* Instructions for the task
Go through the entries and count the lines with the string "훈련기관명" in them. Give only that number.
---------- Records shown
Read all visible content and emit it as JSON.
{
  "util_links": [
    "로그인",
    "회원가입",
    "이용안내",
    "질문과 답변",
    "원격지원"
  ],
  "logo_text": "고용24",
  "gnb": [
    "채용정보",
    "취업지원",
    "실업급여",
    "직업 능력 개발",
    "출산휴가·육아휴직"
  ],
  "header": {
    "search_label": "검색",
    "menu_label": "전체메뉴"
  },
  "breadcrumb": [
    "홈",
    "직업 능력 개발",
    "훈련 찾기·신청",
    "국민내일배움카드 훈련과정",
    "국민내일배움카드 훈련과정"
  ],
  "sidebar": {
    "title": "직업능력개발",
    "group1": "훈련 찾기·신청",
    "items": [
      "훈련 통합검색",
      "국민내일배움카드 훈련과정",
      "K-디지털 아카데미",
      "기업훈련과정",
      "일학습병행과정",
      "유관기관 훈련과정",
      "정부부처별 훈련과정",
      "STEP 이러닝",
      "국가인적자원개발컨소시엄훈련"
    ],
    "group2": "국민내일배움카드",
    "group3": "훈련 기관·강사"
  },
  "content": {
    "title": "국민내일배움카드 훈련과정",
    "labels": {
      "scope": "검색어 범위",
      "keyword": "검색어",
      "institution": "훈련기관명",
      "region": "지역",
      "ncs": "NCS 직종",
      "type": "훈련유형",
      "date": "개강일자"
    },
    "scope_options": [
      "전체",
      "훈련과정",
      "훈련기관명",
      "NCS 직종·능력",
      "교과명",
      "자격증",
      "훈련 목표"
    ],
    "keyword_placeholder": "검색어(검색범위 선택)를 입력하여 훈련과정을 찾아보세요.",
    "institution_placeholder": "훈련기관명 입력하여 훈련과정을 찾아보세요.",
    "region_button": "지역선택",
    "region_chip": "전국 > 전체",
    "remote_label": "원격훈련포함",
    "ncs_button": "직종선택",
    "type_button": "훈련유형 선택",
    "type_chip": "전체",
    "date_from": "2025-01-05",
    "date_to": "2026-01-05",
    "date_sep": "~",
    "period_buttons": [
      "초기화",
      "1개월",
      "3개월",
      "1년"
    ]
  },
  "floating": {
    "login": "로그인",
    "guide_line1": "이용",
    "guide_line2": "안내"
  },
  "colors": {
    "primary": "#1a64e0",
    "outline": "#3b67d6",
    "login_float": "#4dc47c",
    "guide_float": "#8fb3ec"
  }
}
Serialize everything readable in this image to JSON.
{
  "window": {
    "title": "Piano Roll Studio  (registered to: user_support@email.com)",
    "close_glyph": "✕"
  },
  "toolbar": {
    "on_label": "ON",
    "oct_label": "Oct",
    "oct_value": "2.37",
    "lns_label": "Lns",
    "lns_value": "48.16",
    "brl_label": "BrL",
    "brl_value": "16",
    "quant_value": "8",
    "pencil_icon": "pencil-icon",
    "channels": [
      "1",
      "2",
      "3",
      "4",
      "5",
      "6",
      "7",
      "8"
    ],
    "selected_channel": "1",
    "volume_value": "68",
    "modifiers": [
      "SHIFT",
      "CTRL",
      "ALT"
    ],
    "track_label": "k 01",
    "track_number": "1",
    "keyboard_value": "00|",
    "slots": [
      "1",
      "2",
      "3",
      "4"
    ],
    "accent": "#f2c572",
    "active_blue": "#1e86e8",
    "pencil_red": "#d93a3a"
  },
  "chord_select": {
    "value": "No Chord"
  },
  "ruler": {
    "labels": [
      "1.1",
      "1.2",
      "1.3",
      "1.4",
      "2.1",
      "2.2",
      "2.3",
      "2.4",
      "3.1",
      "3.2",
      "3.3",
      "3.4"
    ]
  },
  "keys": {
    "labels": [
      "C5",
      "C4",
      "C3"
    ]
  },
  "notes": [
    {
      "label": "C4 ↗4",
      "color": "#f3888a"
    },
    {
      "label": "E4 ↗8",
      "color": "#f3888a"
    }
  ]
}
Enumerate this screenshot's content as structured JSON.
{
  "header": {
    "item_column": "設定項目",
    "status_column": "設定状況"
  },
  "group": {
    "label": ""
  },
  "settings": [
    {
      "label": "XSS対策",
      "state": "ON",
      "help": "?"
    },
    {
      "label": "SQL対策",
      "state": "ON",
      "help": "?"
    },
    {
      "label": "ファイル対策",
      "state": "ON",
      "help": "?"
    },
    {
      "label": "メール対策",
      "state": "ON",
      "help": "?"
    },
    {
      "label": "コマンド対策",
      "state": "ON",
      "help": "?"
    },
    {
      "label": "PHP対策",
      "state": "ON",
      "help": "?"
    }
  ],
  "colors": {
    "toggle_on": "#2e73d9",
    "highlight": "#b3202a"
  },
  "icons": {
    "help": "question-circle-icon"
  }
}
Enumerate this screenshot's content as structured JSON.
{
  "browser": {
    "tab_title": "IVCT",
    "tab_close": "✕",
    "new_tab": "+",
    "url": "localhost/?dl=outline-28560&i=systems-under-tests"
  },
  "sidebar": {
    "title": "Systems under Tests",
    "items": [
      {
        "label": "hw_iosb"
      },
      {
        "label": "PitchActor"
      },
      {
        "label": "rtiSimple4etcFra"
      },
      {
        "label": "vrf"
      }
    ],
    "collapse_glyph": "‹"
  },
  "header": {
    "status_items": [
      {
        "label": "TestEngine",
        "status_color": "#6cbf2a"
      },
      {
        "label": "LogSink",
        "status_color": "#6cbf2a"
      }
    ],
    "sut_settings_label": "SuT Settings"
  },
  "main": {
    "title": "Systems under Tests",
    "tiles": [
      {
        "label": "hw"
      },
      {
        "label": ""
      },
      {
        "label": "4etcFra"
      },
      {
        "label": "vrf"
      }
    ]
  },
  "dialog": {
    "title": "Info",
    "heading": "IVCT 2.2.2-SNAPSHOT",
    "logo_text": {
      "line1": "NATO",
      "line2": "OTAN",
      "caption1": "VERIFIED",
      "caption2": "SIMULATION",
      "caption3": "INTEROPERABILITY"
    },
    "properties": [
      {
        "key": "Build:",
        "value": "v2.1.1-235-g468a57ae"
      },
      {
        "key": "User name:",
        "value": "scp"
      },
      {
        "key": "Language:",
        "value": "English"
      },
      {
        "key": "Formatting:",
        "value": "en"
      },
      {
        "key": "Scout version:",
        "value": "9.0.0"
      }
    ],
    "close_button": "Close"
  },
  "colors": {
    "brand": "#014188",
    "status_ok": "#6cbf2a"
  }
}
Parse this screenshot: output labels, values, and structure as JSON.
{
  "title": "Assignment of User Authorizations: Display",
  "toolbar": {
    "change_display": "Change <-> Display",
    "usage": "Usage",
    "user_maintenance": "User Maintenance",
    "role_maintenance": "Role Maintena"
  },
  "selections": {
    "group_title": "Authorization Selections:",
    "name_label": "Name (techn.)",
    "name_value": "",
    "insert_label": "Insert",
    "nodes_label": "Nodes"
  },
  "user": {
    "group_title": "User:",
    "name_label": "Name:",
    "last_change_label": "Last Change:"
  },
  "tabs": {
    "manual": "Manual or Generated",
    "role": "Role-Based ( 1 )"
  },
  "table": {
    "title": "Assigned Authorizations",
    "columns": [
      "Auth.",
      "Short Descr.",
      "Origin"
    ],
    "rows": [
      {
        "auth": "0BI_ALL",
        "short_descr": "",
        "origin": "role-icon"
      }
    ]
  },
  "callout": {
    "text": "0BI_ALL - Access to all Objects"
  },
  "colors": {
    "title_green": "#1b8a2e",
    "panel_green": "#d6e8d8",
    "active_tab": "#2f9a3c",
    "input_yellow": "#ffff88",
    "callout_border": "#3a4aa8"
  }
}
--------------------
* Solution for this problem
3